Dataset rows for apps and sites
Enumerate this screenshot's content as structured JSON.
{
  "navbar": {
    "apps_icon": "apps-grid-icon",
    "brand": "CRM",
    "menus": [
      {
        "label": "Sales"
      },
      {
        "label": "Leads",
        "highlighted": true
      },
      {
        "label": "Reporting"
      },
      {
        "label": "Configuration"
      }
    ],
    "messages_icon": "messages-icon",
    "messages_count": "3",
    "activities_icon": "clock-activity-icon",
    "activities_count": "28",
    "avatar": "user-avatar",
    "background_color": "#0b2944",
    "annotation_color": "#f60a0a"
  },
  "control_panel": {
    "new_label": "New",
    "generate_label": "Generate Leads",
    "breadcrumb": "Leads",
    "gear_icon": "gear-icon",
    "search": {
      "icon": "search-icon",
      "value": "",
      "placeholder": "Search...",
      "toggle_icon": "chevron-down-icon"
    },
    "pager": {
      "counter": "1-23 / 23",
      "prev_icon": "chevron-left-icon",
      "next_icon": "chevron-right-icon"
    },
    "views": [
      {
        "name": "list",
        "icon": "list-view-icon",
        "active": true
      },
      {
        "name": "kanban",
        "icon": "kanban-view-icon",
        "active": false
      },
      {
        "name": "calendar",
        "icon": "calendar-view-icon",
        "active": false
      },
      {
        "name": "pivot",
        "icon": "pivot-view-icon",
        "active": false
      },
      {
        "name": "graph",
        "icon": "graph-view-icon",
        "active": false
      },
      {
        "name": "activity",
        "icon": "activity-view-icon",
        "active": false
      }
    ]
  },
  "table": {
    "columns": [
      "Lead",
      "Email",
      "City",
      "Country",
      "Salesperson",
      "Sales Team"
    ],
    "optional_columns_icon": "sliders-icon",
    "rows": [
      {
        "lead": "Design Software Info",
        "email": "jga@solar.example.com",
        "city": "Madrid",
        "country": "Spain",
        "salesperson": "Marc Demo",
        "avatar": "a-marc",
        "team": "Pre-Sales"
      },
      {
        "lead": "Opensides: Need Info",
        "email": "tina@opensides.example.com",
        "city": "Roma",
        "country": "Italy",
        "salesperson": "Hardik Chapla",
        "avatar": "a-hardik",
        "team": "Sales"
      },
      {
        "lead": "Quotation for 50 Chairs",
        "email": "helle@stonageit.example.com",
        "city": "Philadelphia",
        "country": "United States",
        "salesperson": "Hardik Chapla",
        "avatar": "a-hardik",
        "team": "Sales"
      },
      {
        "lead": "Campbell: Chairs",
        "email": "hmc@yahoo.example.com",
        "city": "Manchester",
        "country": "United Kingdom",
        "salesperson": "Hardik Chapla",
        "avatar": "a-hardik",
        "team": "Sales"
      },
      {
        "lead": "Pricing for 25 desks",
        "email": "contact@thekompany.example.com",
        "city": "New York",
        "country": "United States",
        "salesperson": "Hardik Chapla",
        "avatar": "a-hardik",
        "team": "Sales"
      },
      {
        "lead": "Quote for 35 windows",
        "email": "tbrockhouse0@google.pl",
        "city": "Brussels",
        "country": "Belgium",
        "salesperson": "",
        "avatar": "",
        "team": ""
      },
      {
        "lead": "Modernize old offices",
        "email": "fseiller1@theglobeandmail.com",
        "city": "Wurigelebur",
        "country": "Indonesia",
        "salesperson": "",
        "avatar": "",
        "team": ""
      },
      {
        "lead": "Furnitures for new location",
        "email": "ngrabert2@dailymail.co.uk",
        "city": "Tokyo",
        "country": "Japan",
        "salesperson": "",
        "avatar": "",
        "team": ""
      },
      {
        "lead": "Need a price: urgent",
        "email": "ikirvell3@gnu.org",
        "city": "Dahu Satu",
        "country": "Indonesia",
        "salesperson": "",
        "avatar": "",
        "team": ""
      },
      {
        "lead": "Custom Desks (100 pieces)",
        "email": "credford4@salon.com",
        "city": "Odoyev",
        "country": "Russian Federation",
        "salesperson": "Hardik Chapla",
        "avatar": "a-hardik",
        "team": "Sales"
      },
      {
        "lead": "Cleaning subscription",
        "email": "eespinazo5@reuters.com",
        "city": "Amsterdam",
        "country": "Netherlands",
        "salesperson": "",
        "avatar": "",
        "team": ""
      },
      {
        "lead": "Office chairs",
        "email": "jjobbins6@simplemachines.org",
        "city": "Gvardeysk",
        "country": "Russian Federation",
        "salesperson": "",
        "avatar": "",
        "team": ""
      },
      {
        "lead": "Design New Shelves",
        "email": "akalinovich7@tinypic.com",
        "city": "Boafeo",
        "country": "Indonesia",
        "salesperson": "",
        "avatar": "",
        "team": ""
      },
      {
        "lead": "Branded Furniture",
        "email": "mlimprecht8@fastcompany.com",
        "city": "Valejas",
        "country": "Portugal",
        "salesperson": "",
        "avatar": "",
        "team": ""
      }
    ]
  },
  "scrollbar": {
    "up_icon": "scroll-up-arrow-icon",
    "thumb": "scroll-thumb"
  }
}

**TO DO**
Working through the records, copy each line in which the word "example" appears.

**RESPONSE BELOW**
        "email": "jga@solar.example.com",
        "email": "tina@opensides.example.com",
        "email": "helle@stonageit.example.com",
        "email": "hmc@yahoo.example.com",
        "email": "contact@thekompany.example.com",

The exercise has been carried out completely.